Technology has brought us all types of beautiful tools to use in various aspects of our lives but far too many of us rely on it as the only tool when delivering presentations. Thanks to PowerPoint, many people can get past their fear of public speaking because they just load up their entire presentation onto about 975 tedious slides.
Why on earth should anyone listen to the speaker if the entire thing is on PowerPoint? By the way, if the persenter puts up a busy and text-heavy slide–no one is listening. Nope. You know why? They’re too busy squinting and trying to read the mess that was just put up on the enormous screen.
Not engaging. Not fun. Not interesting. Seriously. In a situation like that, people in the audience are asking themselves…Why am I here? Bob could’ve emailed me these slides so I can read them at my desk.
When there is a disconnect like that with the audience, a resentment and annoyance will spread like wildfire. No one likes to feel as though their time is being wasted.
So what’s the solution?
Learn how to use PowerPoint in the way it was intended. PowerPoint is meant to highlight the main points of presentation using key words, phrases and images. It is meant to be an added tool to help the speaker get their point accross in a poweful way–it is not meant to replace the presenter.
If you want to learn how to use PowerPoint effectively and leverage it to dazzle your audience–then give us a call. The workshops at Taney Speaker Training can help you, and your staff, deliver more effecitve and engaging presentations.
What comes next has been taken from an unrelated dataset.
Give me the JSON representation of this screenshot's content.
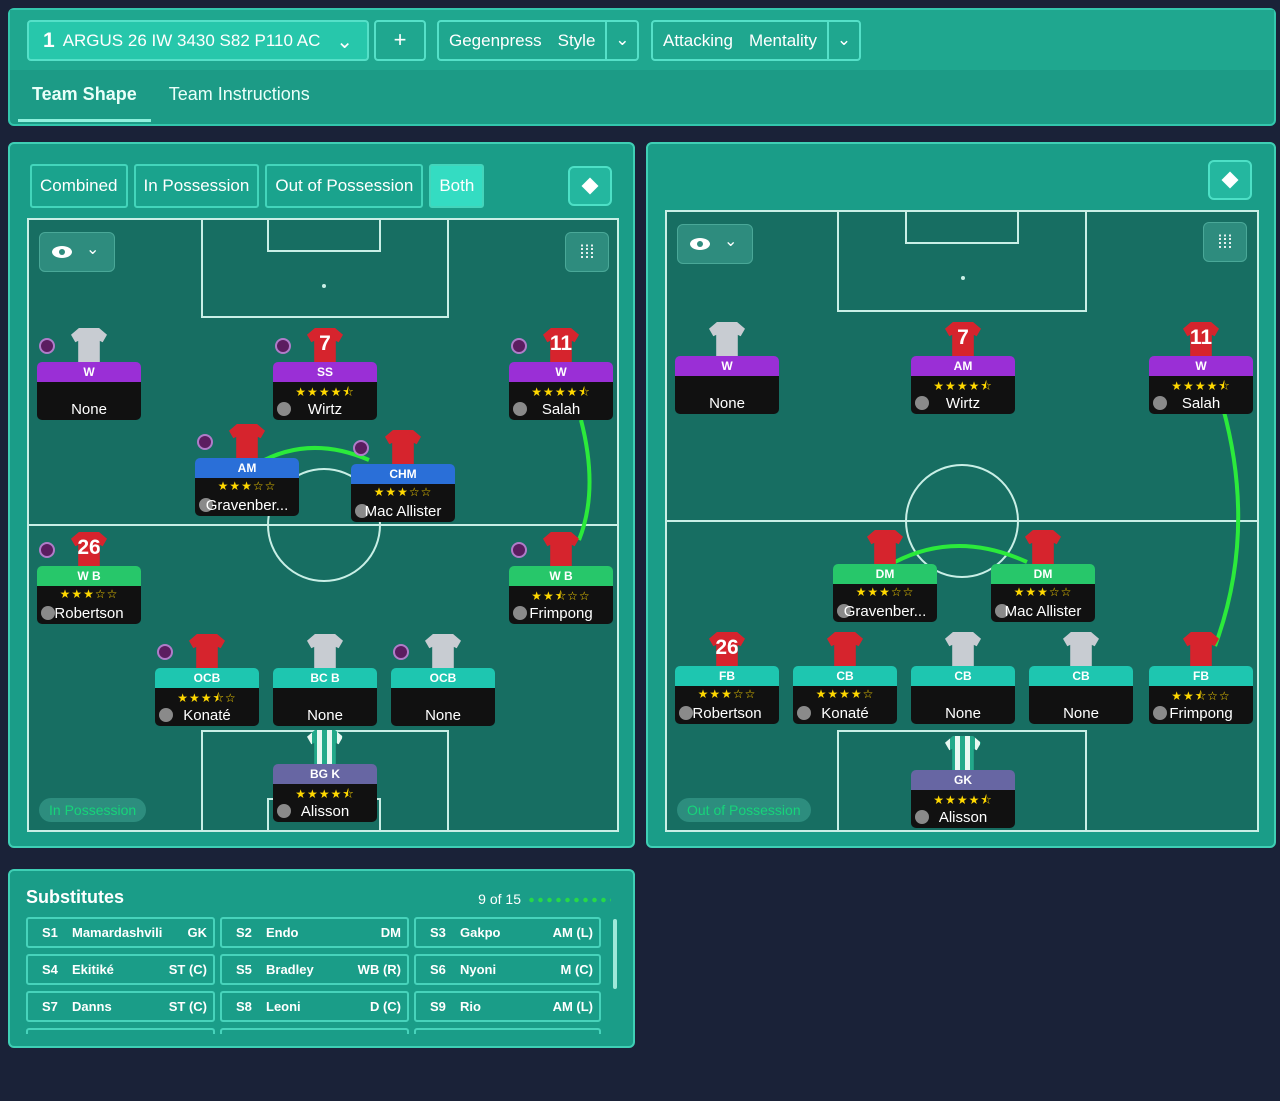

Sara Humphreys- Taney Speaker Training- firstname.lastname@example.org – (914) 649-8229